The contrasting observations came as House Speaker Nancy Pelosi (D-Calif.) said that Democrats will push forward with a war powers resolution to restrain Trump’s ability to take further military action against Iran.
The Administration must work with the Congress to advance an immediate, effective de-escalatory strategy that prevents further violence,” Pelosi said in a statement announcing a Thursday vote on the measure. “America and the world cannot afford war.”
Trump, she said, “has made clear that he does not have a coherent strategy to keep the American people safe, achieve de-escalation with Iran and ensure stability in the region.”
In the Senate, Democrats will be able to insist early next week on a floor vote for Sen. Tim Kaine’s (D-Va.) war powers resolution, which he filed last Friday. The House and Senate would have to pass the same measure to send it to Trump’s desk — and Senate Democrats would have to muster enough Republican support to get it through that chamber.
After Wednesday’s briefing for House members, the administration officials moved to the Senate where they were expected to make a similar case to lawmakers assembled there. But the initial competing assessments of House Republicans and Democrats suggest there is little hope for the parties to reach common ground on how Congress should respond to Trump’s decision to take out Soleimani.
Republicans went into Wednesday’s briefings praising Trump’s actions as prudent steps that rid the world of a terrorist who posed a grave threat to the United States and its interests, while Democrats have in recent days argued that even if Soleimani was reprehensible, the strike to kill him was “reckless,” considering its potential to escalate tensions in the region.
Iran retaliated by firing missiles at a U.S. coalition base in Iraq overnight, but avoided killing any Americans or Iraqis — leading Trump to conclude in an address Wednesday morning that Tehran “appears to be standing down” and de-escalating the conflict.

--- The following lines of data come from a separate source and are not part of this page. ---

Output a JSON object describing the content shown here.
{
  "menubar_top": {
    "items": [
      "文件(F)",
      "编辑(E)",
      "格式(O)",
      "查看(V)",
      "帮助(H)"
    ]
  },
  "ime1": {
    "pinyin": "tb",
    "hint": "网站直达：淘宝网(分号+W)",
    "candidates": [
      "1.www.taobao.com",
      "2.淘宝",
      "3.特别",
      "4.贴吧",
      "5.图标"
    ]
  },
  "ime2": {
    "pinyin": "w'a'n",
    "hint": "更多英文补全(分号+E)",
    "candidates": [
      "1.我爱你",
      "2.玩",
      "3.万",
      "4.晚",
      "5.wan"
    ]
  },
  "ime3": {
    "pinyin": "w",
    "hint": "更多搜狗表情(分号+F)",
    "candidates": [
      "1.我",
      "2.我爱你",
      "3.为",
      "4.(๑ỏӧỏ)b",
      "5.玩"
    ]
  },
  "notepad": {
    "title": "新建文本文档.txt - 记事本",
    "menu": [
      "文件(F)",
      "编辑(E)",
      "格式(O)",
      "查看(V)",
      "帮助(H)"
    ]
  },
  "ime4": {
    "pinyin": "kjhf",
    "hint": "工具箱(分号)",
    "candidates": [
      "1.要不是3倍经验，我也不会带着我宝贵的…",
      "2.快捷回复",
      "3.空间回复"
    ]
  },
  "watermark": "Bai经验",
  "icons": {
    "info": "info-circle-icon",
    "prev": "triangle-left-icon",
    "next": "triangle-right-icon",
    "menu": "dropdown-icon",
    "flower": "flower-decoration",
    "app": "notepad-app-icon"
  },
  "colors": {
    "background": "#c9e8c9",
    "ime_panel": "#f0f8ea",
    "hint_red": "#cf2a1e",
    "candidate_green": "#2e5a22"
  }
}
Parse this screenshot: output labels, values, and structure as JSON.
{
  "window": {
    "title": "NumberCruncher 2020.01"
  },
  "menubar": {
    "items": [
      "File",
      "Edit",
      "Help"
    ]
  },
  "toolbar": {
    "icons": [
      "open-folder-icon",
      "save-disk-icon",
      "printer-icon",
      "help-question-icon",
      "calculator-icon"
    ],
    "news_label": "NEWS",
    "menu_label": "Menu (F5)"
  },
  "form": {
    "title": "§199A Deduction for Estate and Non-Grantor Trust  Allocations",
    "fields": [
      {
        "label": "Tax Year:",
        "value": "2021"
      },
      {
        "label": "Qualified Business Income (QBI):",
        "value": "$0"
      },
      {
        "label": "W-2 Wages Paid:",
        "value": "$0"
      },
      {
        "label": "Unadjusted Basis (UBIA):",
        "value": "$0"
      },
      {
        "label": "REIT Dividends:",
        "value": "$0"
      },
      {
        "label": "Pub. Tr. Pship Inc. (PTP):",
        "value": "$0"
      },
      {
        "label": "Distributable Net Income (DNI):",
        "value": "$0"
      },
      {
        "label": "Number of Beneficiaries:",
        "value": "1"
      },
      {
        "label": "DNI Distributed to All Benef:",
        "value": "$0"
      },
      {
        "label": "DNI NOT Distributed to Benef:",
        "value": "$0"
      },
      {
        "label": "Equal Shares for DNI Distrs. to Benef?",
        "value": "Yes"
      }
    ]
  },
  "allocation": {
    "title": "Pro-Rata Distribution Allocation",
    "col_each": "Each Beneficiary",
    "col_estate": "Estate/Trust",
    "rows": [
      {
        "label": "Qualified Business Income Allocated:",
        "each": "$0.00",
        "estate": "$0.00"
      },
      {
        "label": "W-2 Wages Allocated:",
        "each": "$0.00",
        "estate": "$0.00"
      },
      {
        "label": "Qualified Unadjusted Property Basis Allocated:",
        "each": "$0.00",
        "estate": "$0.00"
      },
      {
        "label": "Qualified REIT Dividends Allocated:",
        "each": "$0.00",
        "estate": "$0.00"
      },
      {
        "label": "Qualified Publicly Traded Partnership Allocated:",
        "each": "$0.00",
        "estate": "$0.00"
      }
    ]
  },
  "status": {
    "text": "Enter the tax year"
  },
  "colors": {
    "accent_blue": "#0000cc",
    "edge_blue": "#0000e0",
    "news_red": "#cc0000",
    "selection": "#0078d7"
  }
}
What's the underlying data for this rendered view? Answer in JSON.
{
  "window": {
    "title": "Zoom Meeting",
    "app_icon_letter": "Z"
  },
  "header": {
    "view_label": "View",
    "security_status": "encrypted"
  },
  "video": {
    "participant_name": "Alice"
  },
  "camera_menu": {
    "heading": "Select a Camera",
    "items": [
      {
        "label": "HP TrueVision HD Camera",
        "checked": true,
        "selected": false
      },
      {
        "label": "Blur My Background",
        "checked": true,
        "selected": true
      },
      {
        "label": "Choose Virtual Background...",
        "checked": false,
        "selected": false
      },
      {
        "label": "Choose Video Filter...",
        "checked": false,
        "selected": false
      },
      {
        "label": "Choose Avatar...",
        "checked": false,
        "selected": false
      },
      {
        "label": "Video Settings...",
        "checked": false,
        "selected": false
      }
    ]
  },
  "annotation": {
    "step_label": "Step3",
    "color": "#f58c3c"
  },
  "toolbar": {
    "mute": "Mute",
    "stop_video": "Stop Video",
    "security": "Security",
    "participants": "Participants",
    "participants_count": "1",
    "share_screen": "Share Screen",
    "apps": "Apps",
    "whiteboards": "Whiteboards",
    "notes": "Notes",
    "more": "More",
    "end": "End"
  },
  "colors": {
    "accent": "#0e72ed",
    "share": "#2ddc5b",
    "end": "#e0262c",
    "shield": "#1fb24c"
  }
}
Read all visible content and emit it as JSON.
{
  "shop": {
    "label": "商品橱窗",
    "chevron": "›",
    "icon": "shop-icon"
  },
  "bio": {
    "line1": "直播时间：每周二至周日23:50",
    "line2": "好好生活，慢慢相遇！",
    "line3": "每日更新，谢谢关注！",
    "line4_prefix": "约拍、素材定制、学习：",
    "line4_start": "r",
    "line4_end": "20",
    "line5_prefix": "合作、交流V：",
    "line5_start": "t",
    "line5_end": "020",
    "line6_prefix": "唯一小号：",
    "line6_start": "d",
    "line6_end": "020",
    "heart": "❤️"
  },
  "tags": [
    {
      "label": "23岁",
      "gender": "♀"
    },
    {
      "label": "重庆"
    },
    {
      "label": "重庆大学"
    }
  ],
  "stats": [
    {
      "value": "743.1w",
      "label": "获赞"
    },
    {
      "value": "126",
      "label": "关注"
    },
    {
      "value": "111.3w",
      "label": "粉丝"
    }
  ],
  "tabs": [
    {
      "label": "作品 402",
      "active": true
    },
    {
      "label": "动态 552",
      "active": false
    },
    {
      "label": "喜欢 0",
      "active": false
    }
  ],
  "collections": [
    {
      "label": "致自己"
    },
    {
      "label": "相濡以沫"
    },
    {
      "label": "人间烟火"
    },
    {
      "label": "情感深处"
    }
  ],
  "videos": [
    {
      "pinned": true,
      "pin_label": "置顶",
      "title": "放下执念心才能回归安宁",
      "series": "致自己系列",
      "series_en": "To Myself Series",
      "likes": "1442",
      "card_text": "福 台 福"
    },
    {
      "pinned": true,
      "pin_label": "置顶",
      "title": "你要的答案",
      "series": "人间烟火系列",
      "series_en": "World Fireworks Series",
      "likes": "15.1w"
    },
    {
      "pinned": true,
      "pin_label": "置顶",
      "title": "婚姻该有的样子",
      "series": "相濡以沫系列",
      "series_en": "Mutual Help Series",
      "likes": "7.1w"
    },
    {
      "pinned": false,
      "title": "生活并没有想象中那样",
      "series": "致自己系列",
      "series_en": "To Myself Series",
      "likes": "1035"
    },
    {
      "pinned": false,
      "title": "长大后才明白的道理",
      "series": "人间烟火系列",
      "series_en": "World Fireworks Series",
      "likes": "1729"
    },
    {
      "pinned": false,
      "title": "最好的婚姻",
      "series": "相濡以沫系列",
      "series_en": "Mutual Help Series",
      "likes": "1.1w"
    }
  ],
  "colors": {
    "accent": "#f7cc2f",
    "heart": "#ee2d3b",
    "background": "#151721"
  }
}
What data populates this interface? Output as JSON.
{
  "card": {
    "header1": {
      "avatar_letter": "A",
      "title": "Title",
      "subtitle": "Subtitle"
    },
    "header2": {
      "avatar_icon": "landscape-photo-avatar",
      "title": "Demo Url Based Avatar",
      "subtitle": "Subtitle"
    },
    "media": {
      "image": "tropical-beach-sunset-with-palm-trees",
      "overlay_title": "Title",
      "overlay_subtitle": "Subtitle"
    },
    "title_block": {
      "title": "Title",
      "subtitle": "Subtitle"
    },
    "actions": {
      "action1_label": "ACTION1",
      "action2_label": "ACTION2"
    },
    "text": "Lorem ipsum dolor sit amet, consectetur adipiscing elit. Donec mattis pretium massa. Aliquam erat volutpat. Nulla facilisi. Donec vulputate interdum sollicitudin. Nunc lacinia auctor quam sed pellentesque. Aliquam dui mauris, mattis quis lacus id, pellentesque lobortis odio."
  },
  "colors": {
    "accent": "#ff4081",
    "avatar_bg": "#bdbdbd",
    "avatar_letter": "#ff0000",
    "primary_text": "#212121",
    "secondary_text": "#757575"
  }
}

Though the president made his comments flanked by Vice President Pence, Pompeo and several military leaders, he did not endorse additional hostile action against Iran.
Instead, the president promised that the administration would “immediately impose additional punishing economic sanctions on the Iranian regime.”
Nevertheless, the apparent de-escalation has not quelled Democrats’ desire to assert its authority over Trump’s moves.
According to several members present for the House briefing, administration officials staked their claim to legal authority on two grounds: the president’s authority as the military’s commander in chief, and an authorization for military force (AUMF) that Congress passed in 2002, paving the way for the 2003 invasion of Iraq.
“Either one could be used to authorize what they did,” said Rep. Mike D. Rogers (R-Ala.), the top Republican on the House Homeland Security Committee, approving of the rationale.
“Absurd,” Connolly said of the 2002 AUMF, which, he argued, “of course had nothing to do with Iran.”